Less than a half mile from Indian Mountain was Stutzmans’ market, a bakery, a pharmacy with soda fountain,

shoe repair, Laundromat, and other stores. I considered this an adjoining universe.

And then there was the corner itself. Barney’s Busy Corners.

The Sparkle Supermarket building(a glorified mom & pop grocery store that boasted a butcher shop) was also home to a gas station, the ABC Barber Shop, an insurance agent and a bike store.

Across Tallmadge Road was a doctor, a beauty shop, Joe’s Barber shop, and Papa Felice’s Pizza shop.

On the Akron corner was a frozen custard stand, and across the street from that, on the Tallmadge side was a dry cleaners.

My house, dubbed the Alexander Mansion, because it was thought to be the smallest house in the Falls with that many people living in it (6-Mom & Dad, an older brother, a younger brother and a younger sister), sat facing Bailey road, with parking lot surrounding it. Within a few minutes of my home was everything a 13 year old boy could possibly want. Did I mention the new housing allotments that were teeming with kids, and loaded with 15 year old girls? Like I said, everything a 13 year old boy could dream of.

That was the Center of the Universe. At least geographically. I knew almost everyone that lived within that square mile. I was already known for my entrepreneurial spirit, having started selling seeds door to door when I was 8. I also sold Grit magazine, greeting cards, and magazines. I loved selling door to door, you never knew when you might get lucky and have one of those older girls answer.

I remember 13 as a time of changing focuses. Hmm.

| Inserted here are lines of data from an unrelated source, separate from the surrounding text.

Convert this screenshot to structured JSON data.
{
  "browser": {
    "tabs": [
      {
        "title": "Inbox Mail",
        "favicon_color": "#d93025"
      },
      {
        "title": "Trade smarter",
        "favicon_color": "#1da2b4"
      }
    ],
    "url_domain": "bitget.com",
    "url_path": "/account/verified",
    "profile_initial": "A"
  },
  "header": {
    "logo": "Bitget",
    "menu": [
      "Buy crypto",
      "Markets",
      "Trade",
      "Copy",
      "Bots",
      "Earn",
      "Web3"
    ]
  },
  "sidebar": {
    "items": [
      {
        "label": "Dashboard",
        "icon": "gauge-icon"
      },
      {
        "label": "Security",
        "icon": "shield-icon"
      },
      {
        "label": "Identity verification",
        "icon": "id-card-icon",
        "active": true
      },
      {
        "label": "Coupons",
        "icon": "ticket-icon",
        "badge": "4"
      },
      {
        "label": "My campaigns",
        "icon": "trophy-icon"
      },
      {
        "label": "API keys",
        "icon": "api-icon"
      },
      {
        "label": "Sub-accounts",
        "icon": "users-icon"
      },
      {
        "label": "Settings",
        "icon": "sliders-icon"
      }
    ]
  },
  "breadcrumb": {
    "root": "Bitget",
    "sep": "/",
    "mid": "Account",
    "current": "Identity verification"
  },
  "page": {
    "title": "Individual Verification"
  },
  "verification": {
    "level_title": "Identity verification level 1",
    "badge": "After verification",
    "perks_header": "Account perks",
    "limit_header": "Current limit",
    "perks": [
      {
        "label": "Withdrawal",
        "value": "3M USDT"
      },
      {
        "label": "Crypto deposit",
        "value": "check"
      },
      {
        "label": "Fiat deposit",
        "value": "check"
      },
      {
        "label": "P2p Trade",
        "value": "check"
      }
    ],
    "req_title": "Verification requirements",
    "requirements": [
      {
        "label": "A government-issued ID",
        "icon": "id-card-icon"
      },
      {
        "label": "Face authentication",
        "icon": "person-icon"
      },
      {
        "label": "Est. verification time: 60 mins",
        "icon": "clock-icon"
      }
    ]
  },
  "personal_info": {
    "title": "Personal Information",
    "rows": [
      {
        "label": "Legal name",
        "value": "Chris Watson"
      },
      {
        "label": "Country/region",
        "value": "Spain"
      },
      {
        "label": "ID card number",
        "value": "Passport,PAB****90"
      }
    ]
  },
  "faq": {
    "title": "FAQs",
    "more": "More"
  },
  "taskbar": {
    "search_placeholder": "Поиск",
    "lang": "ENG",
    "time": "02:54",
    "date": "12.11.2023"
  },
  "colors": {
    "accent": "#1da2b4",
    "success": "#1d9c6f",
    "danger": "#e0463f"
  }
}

It was a different time, kids could safely ride their bikes up and down the streets, and most would at some time of the day or another make a pit stop at Barney’s. It was indeed a very busy corners.

It is this kind of a neighborhood that many of my fellow Baby Boomers recall with affection and sorrow when they talk about the good old days. The Summer of ‘63 was the beginning of the end of the good old days. Before Thanksgiving, our President would be killed, and the whole world turned upside down. But these memories are what was happening, way back then.


Mr. Morris, the manager of the Sparkle store, did not agree with my father’s punishment, but did not intervene. He did however offer me a job, trimming the fruits and vegetables in the morning, and packing and bagging in the busy evening hours. He paid well, in cash, and allowed me to sit and read as many comic books as I could. That was a perk.

I also got the job of cleaning the ABC Barber Shop, in exchange for an account. The barber shop had a pop machine, and a rack of chips and pretzels. Many men would sit and munch on a snack and have a drink while pretending not to look at the pictures in the Playboy magazine they were reading.

I would sweep and mop and once a week even wax the floor, clean the mirrors, fill up the shaving cream machines, clean the bathrooms, etc. For this I got 50 cents. Pop was a dime and bags of chips were a dime. So I accumulated an account, which permitted me to invite friends over for the evening.

That was the summer my friend Dan and I would spend gulping chocolas and watching Alfred Hitchcock while pumping ourselves up in the barber chairs and talking about all the cute girls in the universe we were soon going to be dating.


Copyright 2000 Gordon J. Alexander and Seeds of Wisdom Publishing, All Rights Reserved